Shares of BJ's Wholesale Club Holdings Inc. (NYSE:BJ) climbed 19% in August, according to data from S&P Global Market Intelligence, on the heels of the warehouse shopping club's recent return to the public stock markets and its second-quarter 2018 report.
For perspective, at the start of last month BJ's had soared nearly 50% since pricing its initial public offering at $17 per share in late June. And it only continued to go modestly higher ahead of its Q2 report. When that report hit the wires on Aug. 28, 2018, the stock jumped nearly 10% to close out the month.
Still, that's not to say BJ's actual results were overwhelmingly strong. Quarterly net sales climbed 4.3% to $3.2 billion, including 2% growth in comparable-club sales excluding gasoline. That translated to a GAAP net loss of $5.6 million, or $0.05 per share -- though BJ's generated net income of $0.31 per share after adjusting for items like IPO costs, recent debt extinguishment, and stock-based compensation. And analysts, on average, were only expecting adjusted earnings of $0.27 per share.
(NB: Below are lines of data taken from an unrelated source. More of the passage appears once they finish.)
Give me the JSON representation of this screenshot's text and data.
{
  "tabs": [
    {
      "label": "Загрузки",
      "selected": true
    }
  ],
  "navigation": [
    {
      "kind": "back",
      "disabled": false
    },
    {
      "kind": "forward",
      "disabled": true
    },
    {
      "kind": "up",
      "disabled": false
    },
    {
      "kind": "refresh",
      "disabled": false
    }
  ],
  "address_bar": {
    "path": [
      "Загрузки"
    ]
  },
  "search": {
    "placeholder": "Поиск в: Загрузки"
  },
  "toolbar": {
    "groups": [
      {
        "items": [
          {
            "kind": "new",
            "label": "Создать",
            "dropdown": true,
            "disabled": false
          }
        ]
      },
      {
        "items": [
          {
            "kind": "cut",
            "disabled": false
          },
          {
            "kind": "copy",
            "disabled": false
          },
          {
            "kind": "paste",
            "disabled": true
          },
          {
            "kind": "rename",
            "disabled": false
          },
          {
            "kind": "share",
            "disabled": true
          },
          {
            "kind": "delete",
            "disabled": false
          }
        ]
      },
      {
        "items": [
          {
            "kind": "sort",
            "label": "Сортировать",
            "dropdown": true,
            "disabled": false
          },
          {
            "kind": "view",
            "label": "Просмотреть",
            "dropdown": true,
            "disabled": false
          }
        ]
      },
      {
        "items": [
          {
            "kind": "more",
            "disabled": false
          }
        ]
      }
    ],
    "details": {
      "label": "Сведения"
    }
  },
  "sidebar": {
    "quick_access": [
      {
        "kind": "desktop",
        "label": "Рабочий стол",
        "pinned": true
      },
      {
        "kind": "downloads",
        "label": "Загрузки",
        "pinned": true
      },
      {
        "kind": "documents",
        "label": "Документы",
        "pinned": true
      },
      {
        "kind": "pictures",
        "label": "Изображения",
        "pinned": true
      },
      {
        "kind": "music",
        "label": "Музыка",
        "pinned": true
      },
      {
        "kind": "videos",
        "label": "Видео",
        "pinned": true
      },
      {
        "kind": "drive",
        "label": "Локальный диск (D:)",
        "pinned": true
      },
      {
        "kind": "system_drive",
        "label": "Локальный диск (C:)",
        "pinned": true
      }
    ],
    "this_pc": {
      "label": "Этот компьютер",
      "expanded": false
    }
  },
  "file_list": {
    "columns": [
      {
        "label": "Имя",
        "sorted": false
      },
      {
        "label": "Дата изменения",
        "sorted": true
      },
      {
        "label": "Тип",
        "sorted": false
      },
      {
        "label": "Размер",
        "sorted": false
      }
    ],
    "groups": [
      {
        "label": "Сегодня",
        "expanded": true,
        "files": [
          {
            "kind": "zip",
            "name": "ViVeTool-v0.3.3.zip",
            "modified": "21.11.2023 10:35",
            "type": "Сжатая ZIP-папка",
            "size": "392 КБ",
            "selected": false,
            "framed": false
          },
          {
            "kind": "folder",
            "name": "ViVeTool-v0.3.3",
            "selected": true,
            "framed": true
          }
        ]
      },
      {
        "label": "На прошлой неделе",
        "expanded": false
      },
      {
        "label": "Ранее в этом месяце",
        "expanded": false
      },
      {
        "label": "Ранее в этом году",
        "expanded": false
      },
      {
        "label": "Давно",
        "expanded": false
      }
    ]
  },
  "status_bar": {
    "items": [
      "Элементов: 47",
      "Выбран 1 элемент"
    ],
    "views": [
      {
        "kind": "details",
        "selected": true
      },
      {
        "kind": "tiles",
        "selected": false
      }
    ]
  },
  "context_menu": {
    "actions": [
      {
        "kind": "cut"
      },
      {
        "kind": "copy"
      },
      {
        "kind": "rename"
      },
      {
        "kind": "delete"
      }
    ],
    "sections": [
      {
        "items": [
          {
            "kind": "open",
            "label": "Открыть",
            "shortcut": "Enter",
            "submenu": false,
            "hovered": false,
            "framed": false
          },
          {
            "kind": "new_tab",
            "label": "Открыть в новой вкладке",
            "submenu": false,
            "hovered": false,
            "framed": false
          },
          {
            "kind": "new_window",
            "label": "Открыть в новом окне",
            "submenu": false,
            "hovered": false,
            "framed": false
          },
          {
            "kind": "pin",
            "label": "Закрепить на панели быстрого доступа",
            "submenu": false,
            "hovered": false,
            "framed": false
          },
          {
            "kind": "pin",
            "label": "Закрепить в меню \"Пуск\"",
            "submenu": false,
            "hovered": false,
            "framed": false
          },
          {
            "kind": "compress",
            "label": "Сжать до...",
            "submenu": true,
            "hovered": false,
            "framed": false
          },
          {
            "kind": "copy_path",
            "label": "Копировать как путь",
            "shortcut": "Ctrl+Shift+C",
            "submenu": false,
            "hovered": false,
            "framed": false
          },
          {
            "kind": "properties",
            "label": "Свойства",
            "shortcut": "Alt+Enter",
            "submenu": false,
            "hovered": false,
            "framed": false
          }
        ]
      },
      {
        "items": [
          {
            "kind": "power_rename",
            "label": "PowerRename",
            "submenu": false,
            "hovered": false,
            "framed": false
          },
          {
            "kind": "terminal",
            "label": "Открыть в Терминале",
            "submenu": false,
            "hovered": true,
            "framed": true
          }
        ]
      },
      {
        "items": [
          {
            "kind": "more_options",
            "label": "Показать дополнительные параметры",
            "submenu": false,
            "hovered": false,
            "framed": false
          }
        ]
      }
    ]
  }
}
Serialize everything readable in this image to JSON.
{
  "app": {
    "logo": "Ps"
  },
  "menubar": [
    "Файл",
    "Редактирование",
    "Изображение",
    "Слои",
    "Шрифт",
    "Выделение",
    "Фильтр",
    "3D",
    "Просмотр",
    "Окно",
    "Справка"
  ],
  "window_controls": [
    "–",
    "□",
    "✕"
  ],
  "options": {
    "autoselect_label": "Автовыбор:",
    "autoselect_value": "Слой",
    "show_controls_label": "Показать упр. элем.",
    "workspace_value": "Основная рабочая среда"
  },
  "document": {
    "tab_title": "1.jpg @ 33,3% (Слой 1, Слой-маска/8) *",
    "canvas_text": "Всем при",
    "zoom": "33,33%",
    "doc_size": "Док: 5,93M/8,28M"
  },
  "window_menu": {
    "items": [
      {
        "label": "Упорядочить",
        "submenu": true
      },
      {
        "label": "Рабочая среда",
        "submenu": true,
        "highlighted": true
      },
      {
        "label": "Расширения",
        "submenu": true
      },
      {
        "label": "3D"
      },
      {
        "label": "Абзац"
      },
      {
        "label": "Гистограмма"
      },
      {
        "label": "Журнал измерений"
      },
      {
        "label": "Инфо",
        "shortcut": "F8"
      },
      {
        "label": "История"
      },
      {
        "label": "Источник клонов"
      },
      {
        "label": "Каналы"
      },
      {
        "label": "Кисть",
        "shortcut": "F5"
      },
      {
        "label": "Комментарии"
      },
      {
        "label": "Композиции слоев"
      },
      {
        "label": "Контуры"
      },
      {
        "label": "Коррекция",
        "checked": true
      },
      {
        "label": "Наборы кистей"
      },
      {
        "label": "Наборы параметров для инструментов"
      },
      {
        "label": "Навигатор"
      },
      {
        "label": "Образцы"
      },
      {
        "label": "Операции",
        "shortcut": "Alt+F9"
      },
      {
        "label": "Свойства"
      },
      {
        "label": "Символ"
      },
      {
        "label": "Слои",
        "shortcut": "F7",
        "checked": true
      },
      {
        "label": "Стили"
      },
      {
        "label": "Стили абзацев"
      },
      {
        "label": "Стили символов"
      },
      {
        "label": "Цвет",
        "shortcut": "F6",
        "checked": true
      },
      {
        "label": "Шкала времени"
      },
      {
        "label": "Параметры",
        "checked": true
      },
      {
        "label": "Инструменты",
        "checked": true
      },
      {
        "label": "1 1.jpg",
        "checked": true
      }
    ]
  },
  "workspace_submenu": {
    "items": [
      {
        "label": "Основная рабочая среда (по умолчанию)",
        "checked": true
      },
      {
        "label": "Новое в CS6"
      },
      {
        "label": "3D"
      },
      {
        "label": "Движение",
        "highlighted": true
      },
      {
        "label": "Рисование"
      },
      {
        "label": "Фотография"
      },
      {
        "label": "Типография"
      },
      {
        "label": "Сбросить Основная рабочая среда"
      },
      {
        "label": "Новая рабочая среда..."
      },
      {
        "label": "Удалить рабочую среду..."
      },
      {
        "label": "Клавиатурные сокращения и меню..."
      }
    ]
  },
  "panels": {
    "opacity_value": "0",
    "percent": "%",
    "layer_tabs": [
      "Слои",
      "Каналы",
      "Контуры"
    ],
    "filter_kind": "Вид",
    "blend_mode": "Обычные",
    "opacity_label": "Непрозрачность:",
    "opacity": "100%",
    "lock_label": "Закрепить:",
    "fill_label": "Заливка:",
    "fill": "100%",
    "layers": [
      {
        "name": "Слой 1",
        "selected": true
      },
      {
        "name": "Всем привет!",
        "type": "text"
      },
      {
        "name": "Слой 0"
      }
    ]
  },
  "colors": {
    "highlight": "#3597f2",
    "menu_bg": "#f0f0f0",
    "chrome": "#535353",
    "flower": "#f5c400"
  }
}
Looking ahead to the full year, BJ's told investors to expect net sales of $12.6 billion to $12.7 billion, assuming comparable-store sales growth of 1.8% to 2.1%. That should translate to 2018 adjusted earnings per share of $1.17 to $1.24.
Keeping in mind the bulk of BJ's Wholesale's IPO proceeds went to paying down debt, we're also talking about a relatively slow-growing business that trades at around 25 times those earnings estimates -- and one with nearly $1.9 billion in long-term debt and only $31 million in cash at the end of the quarter. That's not to say BJ's cash flows can't help it continue to dig out of that hole and expand its presence. But as it stands after its recent rise, I'm content watching BJ's Wholesale's progress from the sidelines.